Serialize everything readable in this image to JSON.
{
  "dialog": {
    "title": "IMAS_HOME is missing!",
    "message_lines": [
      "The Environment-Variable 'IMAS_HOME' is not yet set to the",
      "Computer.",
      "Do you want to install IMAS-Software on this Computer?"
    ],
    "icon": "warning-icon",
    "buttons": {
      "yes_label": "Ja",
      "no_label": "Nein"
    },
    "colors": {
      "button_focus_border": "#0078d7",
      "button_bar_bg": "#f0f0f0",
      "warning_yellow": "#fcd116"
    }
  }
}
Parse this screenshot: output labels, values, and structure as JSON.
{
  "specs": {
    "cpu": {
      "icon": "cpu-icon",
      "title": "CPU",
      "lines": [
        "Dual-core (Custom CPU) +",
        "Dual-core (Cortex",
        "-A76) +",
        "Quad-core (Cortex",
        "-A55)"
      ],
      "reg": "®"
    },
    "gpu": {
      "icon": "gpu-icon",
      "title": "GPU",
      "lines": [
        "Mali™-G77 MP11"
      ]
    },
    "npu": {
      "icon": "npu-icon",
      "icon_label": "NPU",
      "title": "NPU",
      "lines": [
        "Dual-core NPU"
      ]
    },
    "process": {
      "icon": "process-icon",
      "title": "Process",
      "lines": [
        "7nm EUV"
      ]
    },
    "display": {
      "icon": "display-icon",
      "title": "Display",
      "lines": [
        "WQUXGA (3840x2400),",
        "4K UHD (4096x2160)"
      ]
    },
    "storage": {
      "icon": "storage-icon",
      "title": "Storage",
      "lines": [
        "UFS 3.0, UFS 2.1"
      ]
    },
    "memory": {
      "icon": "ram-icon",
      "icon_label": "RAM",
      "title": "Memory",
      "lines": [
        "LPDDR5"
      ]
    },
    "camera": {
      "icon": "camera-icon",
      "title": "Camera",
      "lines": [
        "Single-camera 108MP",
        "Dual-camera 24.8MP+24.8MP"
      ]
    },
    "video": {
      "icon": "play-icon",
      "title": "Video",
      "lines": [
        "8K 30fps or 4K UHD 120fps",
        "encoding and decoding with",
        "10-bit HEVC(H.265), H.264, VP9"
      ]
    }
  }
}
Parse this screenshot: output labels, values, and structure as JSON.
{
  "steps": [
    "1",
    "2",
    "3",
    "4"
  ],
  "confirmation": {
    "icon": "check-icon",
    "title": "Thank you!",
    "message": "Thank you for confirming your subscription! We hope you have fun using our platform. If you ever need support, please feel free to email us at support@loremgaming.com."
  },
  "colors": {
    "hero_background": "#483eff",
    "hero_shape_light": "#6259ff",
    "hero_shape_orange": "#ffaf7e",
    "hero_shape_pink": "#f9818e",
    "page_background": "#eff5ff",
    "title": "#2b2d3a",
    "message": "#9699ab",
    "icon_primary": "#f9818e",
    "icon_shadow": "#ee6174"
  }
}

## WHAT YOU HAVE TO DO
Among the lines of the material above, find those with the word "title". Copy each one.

## EXERCISE OUTPUT
    "title": "IMAS_HOME is missing!",
      "title": "CPU",
      "title": "GPU",
      "title": "NPU",
      "title": "Process",
      "title": "Display",
      "title": "Storage",
      "title": "Memory",
      "title": "Camera",
      "title": "Video",
    "title": "Thank you!",
    "title": "#2b2d3a",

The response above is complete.